PROBLEM TO SOLVE » The output should be the line containing "Convert this screenshot" and every later line of the records, exactly as written, and nothing else.

─── SUPPLIED DATA

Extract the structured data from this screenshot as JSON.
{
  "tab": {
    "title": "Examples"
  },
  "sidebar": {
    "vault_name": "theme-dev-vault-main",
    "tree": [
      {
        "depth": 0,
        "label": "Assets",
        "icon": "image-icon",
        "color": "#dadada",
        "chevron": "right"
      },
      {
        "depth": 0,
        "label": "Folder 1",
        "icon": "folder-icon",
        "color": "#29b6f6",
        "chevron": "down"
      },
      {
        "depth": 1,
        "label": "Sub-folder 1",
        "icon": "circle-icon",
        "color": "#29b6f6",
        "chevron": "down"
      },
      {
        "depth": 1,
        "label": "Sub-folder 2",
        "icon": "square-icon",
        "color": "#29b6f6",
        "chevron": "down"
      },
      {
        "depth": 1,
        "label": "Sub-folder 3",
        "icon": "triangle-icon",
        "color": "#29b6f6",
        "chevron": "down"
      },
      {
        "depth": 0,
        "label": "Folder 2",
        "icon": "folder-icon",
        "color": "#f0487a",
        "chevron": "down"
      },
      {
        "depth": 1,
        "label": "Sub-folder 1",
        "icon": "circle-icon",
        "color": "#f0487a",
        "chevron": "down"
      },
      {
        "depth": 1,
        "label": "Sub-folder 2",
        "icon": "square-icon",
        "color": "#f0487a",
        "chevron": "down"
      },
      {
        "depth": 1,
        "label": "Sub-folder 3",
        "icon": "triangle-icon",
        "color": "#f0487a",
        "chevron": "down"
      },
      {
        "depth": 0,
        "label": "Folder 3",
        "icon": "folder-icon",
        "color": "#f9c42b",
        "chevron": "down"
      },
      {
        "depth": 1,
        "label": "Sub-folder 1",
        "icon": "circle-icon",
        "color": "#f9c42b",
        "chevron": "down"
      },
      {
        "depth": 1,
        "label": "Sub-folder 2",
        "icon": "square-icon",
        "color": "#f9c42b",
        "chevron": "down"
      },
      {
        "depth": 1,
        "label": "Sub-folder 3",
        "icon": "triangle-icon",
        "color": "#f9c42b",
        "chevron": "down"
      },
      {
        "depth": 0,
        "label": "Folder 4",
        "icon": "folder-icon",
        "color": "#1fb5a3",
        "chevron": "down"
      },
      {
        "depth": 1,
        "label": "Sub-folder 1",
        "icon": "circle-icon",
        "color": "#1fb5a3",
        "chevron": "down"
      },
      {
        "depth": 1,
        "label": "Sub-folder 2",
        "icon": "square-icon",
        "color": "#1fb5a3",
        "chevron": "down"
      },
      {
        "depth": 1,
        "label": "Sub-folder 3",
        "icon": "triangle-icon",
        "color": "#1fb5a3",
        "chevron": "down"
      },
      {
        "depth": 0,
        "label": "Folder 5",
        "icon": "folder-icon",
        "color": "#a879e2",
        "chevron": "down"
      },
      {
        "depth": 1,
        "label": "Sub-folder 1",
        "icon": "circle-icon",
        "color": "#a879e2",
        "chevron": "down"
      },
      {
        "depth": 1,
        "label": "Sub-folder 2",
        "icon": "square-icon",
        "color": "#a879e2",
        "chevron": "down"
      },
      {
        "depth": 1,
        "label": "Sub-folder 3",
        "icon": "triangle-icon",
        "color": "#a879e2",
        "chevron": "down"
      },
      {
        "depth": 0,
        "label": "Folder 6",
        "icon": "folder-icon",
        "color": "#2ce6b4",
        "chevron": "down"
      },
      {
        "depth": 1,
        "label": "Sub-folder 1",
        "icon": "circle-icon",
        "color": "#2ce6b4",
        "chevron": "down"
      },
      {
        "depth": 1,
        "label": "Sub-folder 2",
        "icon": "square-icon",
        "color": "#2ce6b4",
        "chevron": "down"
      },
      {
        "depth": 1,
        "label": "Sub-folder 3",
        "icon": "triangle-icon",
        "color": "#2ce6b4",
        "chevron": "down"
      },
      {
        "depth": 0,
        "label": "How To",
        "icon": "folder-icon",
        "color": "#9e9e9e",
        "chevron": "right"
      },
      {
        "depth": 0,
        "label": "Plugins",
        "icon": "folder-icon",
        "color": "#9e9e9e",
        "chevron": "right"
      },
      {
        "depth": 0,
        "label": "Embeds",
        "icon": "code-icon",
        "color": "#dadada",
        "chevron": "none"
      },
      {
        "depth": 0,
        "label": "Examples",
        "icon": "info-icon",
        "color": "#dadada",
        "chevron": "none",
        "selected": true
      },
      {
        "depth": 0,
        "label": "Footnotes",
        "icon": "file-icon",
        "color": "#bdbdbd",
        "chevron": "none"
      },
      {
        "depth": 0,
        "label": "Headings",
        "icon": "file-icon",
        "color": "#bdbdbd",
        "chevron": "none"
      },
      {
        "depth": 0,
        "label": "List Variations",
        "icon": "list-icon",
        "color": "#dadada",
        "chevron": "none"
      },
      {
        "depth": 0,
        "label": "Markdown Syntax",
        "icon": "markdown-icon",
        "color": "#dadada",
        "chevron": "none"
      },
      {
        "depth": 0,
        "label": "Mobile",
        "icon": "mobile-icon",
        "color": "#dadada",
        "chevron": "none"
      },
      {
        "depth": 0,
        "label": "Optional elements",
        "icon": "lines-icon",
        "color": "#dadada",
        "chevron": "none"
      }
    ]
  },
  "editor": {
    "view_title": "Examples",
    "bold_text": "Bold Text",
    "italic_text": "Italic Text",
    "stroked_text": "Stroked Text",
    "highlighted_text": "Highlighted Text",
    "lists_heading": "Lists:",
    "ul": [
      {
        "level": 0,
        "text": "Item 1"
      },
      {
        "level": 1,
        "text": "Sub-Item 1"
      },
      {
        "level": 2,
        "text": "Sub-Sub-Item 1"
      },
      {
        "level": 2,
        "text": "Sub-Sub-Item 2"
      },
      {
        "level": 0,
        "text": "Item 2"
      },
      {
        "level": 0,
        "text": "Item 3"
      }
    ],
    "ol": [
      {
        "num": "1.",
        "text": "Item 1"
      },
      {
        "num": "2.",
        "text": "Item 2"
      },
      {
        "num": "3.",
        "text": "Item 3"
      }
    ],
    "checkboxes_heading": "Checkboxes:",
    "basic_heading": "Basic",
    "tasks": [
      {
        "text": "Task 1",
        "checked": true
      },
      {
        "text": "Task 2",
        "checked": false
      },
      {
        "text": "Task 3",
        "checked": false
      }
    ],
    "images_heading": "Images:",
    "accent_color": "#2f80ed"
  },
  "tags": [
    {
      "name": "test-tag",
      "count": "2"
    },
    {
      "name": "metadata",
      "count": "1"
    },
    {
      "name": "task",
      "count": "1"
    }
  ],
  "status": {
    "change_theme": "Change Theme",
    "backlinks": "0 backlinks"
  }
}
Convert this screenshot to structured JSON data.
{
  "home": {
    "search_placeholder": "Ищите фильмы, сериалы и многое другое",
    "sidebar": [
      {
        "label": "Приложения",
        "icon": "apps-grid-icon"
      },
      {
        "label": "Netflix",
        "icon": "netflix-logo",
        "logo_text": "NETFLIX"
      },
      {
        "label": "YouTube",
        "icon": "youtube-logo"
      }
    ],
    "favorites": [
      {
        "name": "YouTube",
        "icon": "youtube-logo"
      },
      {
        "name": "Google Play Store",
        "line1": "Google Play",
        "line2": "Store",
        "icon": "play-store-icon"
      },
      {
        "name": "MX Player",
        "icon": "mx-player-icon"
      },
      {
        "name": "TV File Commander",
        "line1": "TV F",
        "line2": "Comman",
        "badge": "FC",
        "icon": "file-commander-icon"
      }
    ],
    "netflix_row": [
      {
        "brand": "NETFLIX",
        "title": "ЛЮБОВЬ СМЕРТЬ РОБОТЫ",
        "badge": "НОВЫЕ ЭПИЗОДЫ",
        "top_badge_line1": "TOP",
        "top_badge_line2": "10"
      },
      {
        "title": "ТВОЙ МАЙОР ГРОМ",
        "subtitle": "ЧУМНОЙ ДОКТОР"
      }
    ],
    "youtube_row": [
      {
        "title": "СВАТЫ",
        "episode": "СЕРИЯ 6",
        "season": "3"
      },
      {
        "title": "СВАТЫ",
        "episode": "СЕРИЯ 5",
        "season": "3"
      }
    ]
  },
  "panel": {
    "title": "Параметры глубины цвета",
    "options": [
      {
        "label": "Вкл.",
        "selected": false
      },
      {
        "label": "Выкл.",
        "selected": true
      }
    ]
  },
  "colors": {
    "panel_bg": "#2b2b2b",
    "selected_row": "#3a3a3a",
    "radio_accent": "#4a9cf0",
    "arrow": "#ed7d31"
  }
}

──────

EXPECTED OUTPUT »
Convert this screenshot to structured JSON data.
{
  "home": {
    "search_placeholder": "Ищите фильмы, сериалы и многое другое",
    "sidebar": [
      {
        "label": "Приложения",
        "icon": "apps-grid-icon"
      },
      {
        "label": "Netflix",
        "icon": "netflix-logo",
        "logo_text": "NETFLIX"
      },
      {
        "label": "YouTube",
        "icon": "youtube-logo"
      }
    ],
    "favorites": [
      {
        "name": "YouTube",
        "icon": "youtube-logo"
      },
      {
        "name": "Google Play Store",
        "line1": "Google Play",
        "line2": "Store",
        "icon": "play-store-icon"
      },
      {
        "name": "MX Player",
        "icon": "mx-player-icon"
      },
      {
        "name": "TV File Commander",
        "line1": "TV F",
        "line2": "Comman",
        "badge": "FC",
        "icon": "file-commander-icon"
      }
    ],
    "netflix_row": [
      {
        "brand": "NETFLIX",
        "title": "ЛЮБОВЬ СМЕРТЬ РОБОТЫ",
        "badge": "НОВЫЕ ЭПИЗОДЫ",
        "top_badge_line1": "TOP",
        "top_badge_line2": "10"
      },
      {
        "title": "ТВОЙ МАЙОР ГРОМ",
        "subtitle": "ЧУМНОЙ ДОКТОР"
      }
    ],
    "youtube_row": [
      {
        "title": "СВАТЫ",
        "episode": "СЕРИЯ 6",
        "season": "3"
      },
      {
        "title": "СВАТЫ",
        "episode": "СЕРИЯ 5",
        "season": "3"
      }
    ]
  },
  "panel": {
    "title": "Параметры глубины цвета",
    "options": [
      {
        "label": "Вкл.",
        "selected": false
      },
      {
        "label": "Выкл.",
        "selected": true
      }
    ]
  },
  "colors": {
    "panel_bg": "#2b2b2b",
    "selected_row": "#3a3a3a",
    "radio_accent": "#4a9cf0",
    "arrow": "#ed7d31"
  }
}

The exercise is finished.